::: Records provided
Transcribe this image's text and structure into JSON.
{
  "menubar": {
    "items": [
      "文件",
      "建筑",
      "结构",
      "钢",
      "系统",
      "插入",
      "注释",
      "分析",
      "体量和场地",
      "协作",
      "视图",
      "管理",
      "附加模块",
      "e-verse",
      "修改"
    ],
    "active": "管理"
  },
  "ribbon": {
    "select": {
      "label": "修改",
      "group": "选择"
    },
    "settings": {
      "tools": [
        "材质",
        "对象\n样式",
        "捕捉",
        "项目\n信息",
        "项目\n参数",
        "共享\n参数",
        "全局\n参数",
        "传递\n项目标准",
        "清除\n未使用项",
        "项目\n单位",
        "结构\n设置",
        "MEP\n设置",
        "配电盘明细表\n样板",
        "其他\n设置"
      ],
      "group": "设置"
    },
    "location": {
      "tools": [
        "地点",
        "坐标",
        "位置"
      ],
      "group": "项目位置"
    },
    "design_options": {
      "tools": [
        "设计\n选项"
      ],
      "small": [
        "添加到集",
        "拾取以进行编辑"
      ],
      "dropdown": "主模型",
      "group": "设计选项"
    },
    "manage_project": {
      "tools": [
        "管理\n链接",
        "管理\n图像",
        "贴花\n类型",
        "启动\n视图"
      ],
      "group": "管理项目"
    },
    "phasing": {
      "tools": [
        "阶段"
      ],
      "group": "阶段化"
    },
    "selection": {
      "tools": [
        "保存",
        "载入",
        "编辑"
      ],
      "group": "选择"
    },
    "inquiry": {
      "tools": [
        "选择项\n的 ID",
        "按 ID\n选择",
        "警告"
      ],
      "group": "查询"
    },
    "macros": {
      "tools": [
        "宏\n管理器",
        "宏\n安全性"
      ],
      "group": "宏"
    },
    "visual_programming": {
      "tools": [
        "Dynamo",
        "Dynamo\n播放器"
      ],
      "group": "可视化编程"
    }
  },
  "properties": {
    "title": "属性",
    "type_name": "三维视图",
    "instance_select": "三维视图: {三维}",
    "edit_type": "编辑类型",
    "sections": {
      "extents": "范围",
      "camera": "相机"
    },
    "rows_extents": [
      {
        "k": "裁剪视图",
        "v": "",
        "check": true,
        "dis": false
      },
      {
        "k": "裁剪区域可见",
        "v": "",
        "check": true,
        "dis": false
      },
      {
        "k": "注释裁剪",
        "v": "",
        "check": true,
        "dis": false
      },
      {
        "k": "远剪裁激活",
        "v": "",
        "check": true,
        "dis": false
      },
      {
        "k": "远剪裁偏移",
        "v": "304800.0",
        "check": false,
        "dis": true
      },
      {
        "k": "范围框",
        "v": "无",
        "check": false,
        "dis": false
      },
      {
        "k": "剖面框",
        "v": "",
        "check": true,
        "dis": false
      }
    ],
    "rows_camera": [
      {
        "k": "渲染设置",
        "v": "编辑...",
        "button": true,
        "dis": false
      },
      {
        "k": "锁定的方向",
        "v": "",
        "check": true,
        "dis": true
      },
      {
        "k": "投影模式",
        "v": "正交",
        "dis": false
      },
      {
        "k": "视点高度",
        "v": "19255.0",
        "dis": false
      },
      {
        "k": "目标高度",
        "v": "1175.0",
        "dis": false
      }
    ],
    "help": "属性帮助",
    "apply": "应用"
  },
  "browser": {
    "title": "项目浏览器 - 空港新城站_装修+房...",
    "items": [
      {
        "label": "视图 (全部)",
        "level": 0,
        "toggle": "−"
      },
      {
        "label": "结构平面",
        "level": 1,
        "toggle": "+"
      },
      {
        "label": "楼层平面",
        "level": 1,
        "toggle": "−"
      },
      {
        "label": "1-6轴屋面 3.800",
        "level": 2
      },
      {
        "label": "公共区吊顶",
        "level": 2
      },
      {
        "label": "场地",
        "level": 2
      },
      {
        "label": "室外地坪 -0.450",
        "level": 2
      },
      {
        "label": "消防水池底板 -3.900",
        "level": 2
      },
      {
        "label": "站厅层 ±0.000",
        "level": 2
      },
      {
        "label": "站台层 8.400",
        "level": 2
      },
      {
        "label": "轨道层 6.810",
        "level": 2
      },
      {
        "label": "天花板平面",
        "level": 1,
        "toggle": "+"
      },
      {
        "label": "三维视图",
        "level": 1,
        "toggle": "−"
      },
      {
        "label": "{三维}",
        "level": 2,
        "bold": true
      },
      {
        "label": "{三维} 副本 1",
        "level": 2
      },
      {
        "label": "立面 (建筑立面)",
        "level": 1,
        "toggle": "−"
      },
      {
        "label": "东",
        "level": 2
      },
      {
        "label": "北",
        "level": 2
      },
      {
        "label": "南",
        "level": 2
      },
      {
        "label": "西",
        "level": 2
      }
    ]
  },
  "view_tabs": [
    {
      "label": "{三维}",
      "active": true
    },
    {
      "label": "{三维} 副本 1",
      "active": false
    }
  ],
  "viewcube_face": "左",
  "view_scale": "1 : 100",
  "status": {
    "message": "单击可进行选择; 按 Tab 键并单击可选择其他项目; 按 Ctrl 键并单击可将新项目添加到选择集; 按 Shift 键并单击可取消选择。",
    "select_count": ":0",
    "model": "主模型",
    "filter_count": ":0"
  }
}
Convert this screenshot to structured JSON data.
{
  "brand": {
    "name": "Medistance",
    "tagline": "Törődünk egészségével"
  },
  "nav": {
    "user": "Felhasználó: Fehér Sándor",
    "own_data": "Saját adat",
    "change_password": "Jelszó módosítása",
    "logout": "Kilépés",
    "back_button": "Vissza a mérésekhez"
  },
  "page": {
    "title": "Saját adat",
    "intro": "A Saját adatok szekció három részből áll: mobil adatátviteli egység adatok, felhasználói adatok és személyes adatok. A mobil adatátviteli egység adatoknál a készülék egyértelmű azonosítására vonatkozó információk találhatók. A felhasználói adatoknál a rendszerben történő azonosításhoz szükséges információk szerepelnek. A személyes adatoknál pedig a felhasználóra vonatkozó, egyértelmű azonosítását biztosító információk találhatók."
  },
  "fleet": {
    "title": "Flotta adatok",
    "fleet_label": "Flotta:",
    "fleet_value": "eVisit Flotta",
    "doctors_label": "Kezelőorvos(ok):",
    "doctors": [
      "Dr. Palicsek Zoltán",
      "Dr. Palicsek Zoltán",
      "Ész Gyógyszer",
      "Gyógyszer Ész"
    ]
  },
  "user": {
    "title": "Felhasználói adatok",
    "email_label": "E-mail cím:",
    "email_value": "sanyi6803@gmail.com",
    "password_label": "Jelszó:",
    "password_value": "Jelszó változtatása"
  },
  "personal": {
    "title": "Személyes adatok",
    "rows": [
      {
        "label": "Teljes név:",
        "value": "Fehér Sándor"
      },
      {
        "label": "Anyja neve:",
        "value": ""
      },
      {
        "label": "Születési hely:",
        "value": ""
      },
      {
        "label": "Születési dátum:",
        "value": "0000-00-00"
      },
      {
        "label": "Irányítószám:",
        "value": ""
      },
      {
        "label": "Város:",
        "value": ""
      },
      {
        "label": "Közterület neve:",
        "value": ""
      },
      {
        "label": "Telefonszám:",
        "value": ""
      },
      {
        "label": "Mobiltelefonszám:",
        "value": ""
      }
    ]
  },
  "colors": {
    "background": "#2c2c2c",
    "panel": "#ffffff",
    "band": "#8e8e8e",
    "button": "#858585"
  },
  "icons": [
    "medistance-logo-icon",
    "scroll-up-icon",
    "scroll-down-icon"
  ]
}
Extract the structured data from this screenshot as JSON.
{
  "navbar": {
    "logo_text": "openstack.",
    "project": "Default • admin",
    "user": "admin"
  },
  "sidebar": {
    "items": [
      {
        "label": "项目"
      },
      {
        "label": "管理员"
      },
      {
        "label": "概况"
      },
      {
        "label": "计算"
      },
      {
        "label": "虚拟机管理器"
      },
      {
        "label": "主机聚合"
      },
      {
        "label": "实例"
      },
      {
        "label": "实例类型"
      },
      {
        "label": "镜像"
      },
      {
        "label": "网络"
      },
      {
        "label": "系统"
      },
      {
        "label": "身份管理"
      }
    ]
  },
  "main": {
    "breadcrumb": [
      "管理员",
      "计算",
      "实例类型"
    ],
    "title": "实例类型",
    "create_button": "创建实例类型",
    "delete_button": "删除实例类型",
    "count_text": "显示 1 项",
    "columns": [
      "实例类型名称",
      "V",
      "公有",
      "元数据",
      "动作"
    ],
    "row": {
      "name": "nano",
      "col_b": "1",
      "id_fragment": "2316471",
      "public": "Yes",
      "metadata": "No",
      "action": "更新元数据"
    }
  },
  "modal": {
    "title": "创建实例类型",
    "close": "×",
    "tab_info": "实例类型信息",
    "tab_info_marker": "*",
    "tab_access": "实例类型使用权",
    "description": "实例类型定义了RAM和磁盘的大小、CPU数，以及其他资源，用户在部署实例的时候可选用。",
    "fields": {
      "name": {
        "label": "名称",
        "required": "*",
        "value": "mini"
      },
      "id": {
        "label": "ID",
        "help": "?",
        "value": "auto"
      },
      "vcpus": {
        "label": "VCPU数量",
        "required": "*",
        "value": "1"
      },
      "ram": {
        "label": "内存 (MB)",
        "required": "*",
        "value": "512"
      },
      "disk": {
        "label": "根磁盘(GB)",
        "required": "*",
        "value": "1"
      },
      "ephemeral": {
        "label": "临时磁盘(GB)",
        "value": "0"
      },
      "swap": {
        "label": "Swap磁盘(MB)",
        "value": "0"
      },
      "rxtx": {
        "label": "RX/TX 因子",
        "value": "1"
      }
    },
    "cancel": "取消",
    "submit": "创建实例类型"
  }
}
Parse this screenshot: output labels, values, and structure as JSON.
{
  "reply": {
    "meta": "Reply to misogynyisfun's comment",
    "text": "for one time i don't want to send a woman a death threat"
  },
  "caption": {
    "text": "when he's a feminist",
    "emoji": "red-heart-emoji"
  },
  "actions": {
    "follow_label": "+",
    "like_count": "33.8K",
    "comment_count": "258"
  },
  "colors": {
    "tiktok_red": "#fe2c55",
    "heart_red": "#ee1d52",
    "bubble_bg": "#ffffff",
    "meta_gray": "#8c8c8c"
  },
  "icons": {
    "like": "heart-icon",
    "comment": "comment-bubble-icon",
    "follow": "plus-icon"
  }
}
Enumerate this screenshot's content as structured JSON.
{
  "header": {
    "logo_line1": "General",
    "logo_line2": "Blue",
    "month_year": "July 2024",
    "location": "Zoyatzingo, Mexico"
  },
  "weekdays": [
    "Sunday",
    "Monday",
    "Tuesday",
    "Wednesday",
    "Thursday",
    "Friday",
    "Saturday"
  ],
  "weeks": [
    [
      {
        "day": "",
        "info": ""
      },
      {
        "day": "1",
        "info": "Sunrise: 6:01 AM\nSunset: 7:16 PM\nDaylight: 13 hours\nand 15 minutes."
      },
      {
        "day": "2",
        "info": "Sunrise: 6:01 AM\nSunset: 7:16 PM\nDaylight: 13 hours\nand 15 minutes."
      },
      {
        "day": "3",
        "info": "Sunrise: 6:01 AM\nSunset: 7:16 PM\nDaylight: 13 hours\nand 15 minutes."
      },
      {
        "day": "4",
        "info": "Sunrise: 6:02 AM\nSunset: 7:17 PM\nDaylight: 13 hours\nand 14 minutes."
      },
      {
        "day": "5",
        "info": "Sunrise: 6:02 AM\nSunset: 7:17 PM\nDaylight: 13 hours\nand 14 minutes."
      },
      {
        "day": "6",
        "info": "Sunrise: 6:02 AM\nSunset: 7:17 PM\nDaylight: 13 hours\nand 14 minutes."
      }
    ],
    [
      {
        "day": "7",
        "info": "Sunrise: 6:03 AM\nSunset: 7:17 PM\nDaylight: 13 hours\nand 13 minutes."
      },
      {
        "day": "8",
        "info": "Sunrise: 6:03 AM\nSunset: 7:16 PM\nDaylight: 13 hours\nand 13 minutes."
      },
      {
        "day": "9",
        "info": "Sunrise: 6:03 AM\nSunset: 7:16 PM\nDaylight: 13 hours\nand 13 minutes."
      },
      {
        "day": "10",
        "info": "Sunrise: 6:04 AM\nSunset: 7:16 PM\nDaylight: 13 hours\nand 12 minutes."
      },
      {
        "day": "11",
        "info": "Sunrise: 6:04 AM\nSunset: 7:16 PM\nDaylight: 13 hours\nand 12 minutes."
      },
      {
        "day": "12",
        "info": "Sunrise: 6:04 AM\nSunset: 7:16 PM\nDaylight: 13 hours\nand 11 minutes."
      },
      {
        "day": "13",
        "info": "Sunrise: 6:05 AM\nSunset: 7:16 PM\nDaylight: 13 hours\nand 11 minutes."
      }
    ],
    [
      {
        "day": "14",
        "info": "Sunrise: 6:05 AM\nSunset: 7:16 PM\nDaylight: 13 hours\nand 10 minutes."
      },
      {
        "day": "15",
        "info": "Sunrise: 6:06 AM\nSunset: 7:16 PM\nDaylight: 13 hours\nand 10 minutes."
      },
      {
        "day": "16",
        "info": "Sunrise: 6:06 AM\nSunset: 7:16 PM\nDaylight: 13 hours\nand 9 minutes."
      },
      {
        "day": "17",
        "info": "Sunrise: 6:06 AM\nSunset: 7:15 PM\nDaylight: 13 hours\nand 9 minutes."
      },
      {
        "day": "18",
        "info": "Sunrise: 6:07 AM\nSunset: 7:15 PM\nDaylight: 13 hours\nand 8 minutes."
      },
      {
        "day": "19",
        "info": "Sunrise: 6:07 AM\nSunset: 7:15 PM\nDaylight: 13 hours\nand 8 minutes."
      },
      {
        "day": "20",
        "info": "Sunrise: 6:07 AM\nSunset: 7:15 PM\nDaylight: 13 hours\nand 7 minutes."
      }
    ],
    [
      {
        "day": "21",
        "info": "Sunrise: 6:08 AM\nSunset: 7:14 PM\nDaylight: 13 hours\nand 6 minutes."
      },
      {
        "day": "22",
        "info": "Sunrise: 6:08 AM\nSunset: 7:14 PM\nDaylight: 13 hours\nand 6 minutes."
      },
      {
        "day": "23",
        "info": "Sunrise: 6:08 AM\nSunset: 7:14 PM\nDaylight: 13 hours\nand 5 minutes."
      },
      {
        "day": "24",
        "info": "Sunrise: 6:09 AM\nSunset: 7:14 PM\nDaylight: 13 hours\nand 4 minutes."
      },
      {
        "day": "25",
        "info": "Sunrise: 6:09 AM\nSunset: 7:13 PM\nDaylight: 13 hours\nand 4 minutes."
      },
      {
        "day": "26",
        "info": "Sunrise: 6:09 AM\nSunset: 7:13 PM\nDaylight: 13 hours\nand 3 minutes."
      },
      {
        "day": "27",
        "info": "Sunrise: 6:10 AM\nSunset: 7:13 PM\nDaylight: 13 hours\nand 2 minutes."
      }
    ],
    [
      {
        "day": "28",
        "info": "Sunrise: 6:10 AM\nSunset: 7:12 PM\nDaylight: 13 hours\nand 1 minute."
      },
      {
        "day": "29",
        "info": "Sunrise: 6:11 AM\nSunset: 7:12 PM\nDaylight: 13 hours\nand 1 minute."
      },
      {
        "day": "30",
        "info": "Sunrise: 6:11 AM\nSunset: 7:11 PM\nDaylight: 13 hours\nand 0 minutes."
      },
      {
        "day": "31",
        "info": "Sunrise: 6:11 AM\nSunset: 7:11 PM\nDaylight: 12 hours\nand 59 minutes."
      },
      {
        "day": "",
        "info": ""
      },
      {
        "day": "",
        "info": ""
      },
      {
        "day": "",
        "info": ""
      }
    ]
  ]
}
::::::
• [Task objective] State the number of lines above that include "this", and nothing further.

• [Response below] 5